I’ve also received ‘fan mail’ from my neighbour, who pointed out that the ‘tight-arsed Scottish neighbour’ quip in the last post, should have been hyphenated when used as an offensive adjective. Sorted. Taggart also mentioned possible defamation of character and his solicitor and the potential impact on his career as a ‘Meals on Wheels’ delivery driver within our local community.

I’ve mentioned Graham Greene before. His most acclaimed book was written in Sierra Leone, ‘The Heart of the Matter’. He first came to Sierra Leone in 1933 with his cousin, Barbara Greene. He set off from Freetown for his travelogue to Liberia, ‘Journeys Without Maps’. Greene later made a return visit in 1968. He said Freetown was a place for failures. Harsh? True? He actually wrote, “A home from home for men who had not encountered success at any turn of the long road and who no longer expected.” Greene was considered a great writer. ‘The Honorary Consul’ & ‘Our Man in Havana’ were among his other books...

Many British Army officers were inspired by Greene and wrote their own versions of his classic book. Memorable efforts such as, 'Clueless with a Map', 'Which Way Round is the Map', and unforgettably 'Journeys With No Idea'.  
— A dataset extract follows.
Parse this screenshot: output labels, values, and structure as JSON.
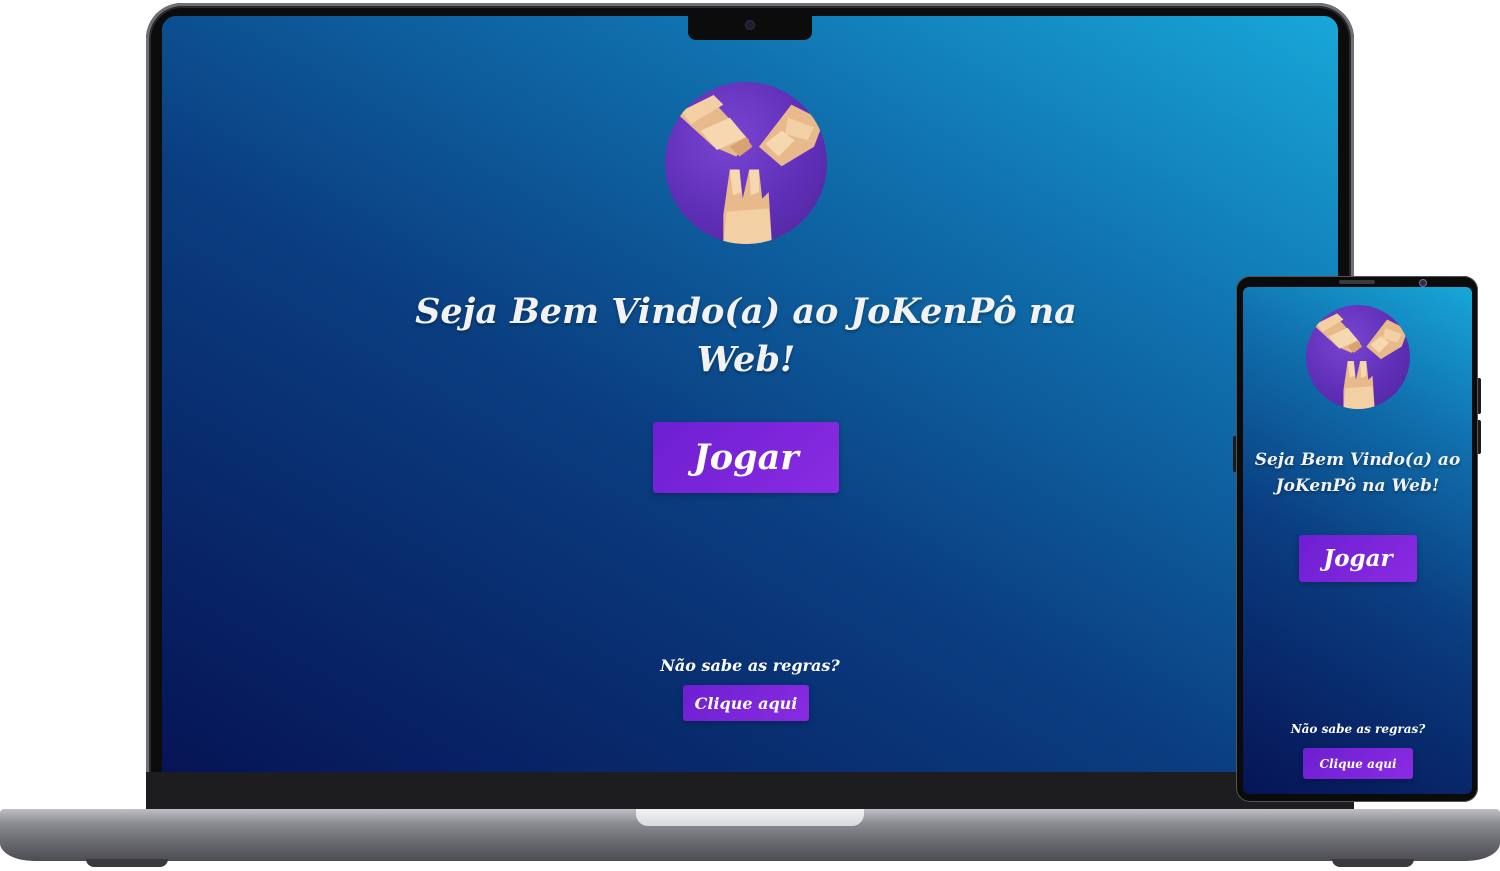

… to more serious matters. The Ebola gains continue. However, perhaps flat lining just now. Cases are down nearly 90%. It was always likely the last 10% would be the most difficult. Sierra Leone remains the most affected but improvement is everywhere. Strange how 11 new cases in a day and 6 dead is positive? Life in Africa is sadly cheap. Was it Lenin who said, one death is a tragedy, a million is a statistic.

Remember the hysteria in the US last year after a couple of reported cases. Remember WHO & CDC competing for the worse worse case scenario award. The people who made those dire predictions should be held to account. Businesses folded. Economies devastated. Many expatriates and foreign investors fled. Most airlines stopped flying completely unnecessarily. Why? Fear of fear itself and crisis management by social media. We now have only one direct flight remaining to Europe. And, let’s face it, who wants to fly to Belgium? Steady on… I do in early April… home to UK for Easter.
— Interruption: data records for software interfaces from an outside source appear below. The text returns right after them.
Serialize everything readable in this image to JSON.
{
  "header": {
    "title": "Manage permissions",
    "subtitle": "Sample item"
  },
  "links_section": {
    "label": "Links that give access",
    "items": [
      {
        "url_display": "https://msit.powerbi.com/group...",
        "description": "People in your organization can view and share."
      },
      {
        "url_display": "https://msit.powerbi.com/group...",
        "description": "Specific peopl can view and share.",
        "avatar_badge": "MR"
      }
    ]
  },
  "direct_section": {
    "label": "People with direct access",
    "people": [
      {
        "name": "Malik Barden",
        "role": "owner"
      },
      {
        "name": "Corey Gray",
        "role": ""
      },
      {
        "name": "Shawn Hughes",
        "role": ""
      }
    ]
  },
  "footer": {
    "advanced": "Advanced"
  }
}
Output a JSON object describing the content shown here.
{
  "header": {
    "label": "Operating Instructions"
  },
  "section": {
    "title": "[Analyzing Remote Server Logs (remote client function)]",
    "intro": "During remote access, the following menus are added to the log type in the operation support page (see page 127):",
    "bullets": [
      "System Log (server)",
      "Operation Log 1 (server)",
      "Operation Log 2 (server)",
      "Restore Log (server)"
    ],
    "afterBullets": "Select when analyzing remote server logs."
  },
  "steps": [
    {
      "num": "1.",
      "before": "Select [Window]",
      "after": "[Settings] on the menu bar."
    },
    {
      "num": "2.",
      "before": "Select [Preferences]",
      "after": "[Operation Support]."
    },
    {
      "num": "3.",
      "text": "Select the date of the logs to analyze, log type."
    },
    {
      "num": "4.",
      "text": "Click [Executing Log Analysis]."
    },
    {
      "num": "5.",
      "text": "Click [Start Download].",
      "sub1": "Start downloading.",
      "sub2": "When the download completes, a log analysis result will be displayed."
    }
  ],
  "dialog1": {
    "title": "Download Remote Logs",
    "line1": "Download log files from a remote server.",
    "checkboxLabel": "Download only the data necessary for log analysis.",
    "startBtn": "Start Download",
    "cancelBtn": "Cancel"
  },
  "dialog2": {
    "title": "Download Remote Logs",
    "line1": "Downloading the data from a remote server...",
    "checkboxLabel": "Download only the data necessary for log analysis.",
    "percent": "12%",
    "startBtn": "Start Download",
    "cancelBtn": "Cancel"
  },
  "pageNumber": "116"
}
The good news is the crisis is largely past. There will undoubtedly be unevenness in the recovery as flare-ups occur. There’s a slight blip right now, particularly in Freetown. Nothing like before. For the past 2 - 3 weeks the figures have been mostly single digits. We are now seeing some days back in the teens (like today), but we’re still trending downwards.

Here’s a sobering stat, 5,692 children in Sierra Leone have lost one parent, and 2,276 both parents. The devastation left behind is incredible. Recovery in so many aspects will be long. I hope the international community remain fully committed.

With this in mind the Food Basket Appeal is shifting focus. Schools have been closed since last July. They are scheduled to begin reopening in third week March. A fine lady, who once temped for me, helps in a registered organisation, ‘Save the Needy Sierra Leone’. The FBA will donate Le 5m (~$1,000) of our remaining fund. We'll help schools along the peninsula, southeast of Freetown.

The money will help towards text books, exercise books, school supplies (pens, pencils etc.) & uniforms. ‘Save the Needy’ receives no donor funding, but raise money from local fundraising events. There will be 8 schools involved. I’ll list them next post and find time, along with the divas, to visit soon.

Follow on Twitter for updates and extras: @roadrunnertns